─── RECORDS SUPPLIED

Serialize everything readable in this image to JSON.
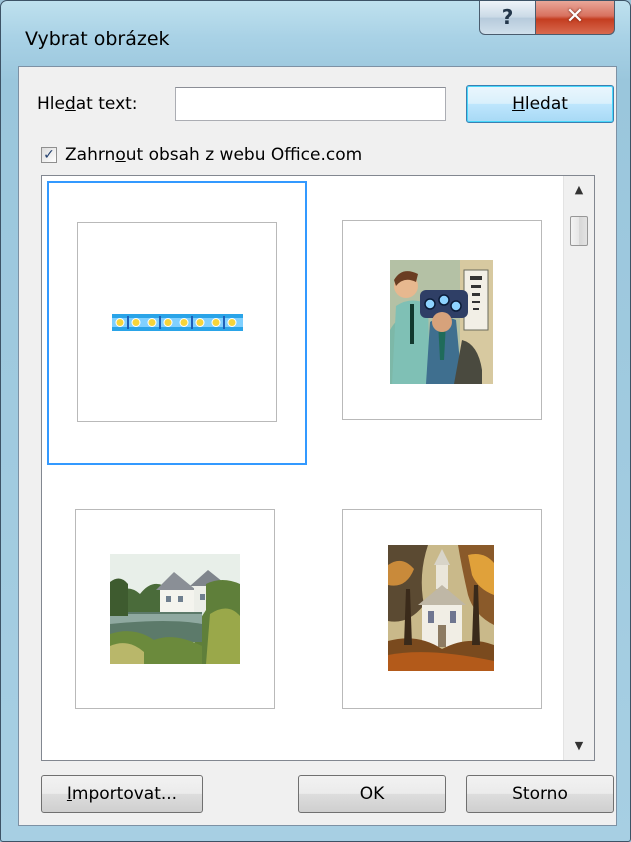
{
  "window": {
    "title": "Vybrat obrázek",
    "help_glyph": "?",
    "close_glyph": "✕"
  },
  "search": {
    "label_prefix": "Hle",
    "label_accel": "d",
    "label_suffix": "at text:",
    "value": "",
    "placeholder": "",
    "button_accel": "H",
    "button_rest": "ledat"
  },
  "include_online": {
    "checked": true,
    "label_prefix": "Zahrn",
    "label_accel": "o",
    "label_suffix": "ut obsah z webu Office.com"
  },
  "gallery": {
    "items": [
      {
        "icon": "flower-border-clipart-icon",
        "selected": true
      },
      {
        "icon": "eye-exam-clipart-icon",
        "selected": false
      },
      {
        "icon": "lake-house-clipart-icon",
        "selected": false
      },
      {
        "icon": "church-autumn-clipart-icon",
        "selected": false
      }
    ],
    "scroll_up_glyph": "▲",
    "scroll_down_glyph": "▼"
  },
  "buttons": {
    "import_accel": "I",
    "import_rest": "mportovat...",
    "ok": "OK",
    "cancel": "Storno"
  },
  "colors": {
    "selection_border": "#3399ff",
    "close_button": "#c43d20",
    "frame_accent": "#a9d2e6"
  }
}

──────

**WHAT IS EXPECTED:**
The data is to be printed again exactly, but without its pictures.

**YOUR RESPONSE:**
Serialize everything readable in this image to JSON.
{
  "window": {
    "title": "Vybrat obrázek",
    "help_glyph": "?",
    "close_glyph": "✕"
  },
  "search": {
    "label_prefix": "Hle",
    "label_accel": "d",
    "label_suffix": "at text:",
    "value": "",
    "placeholder": "",
    "button_accel": "H",
    "button_rest": "ledat"
  },
  "include_online": {
    "checked": true,
    "label_prefix": "Zahrn",
    "label_accel": "o",
    "label_suffix": "ut obsah z webu Office.com"
  },
  "gallery": {
    "items": [
      {
        "icon": "flower-border-clipart-icon",
        "selected": true
      },
      {
        "icon": "eye-exam-clipart-icon",
        "selected": false
      },
      {
        "icon": "lake-house-clipart-icon",
        "selected": false
      },
      {
        "icon": "church-autumn-clipart-icon",
        "selected": false
      }
    ],
    "scroll_up_glyph": "▲",
    "scroll_down_glyph": "▼"
  },
  "buttons": {
    "import_accel": "I",
    "import_rest": "mportovat...",
    "ok": "OK",
    "cancel": "Storno"
  },
  "colors": {
    "selection_border": "#3399ff",
    "close_button": "#c43d20",
    "frame_accent": "#a9d2e6"
  }
}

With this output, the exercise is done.